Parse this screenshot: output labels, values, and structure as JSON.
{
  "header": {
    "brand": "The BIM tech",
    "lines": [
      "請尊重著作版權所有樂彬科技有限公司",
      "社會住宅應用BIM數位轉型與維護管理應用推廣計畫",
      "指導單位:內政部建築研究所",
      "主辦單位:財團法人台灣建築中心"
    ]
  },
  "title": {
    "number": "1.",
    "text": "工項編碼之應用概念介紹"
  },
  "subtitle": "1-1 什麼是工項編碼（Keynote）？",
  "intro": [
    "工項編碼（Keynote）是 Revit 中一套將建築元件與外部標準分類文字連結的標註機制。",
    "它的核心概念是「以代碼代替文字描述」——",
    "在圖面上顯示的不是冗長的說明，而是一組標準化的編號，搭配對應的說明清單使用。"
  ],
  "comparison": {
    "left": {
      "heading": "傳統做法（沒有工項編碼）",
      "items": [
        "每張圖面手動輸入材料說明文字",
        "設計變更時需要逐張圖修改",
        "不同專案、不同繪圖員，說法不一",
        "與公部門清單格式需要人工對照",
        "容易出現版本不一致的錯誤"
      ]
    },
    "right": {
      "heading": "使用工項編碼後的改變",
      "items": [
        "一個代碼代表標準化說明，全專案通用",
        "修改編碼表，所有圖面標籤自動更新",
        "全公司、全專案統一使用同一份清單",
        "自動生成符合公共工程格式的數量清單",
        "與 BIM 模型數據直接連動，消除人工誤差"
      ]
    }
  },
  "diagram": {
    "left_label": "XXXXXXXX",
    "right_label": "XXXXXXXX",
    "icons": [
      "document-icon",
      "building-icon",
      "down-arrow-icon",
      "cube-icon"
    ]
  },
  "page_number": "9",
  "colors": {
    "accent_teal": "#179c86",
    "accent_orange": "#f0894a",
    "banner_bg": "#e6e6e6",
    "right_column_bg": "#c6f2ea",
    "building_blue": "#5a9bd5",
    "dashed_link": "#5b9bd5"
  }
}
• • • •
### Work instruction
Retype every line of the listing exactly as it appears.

### Expected output
Parse this screenshot: output labels, values, and structure as JSON.
{
  "header": {
    "brand": "The BIM tech",
    "lines": [
      "請尊重著作版權所有樂彬科技有限公司",
      "社會住宅應用BIM數位轉型與維護管理應用推廣計畫",
      "指導單位:內政部建築研究所",
      "主辦單位:財團法人台灣建築中心"
    ]
  },
  "title": {
    "number": "1.",
    "text": "工項編碼之應用概念介紹"
  },
  "subtitle": "1-1 什麼是工項編碼（Keynote）？",
  "intro": [
    "工項編碼（Keynote）是 Revit 中一套將建築元件與外部標準分類文字連結的標註機制。",
    "它的核心概念是「以代碼代替文字描述」——",
    "在圖面上顯示的不是冗長的說明，而是一組標準化的編號，搭配對應的說明清單使用。"
  ],
  "comparison": {
    "left": {
      "heading": "傳統做法（沒有工項編碼）",
      "items": [
        "每張圖面手動輸入材料說明文字",
        "設計變更時需要逐張圖修改",
        "不同專案、不同繪圖員，說法不一",
        "與公部門清單格式需要人工對照",
        "容易出現版本不一致的錯誤"
      ]
    },
    "right": {
      "heading": "使用工項編碼後的改變",
      "items": [
        "一個代碼代表標準化說明，全專案通用",
        "修改編碼表，所有圖面標籤自動更新",
        "全公司、全專案統一使用同一份清單",
        "自動生成符合公共工程格式的數量清單",
        "與 BIM 模型數據直接連動，消除人工誤差"
      ]
    }
  },
  "diagram": {
    "left_label": "XXXXXXXX",
    "right_label": "XXXXXXXX",
    "icons": [
      "document-icon",
      "building-icon",
      "down-arrow-icon",
      "cube-icon"
    ]
  },
  "page_number": "9",
  "colors": {
    "accent_teal": "#179c86",
    "accent_orange": "#f0894a",
    "banner_bg": "#e6e6e6",
    "right_column_bg": "#c6f2ea",
    "building_blue": "#5a9bd5",
    "dashed_link": "#5b9bd5"
  }
}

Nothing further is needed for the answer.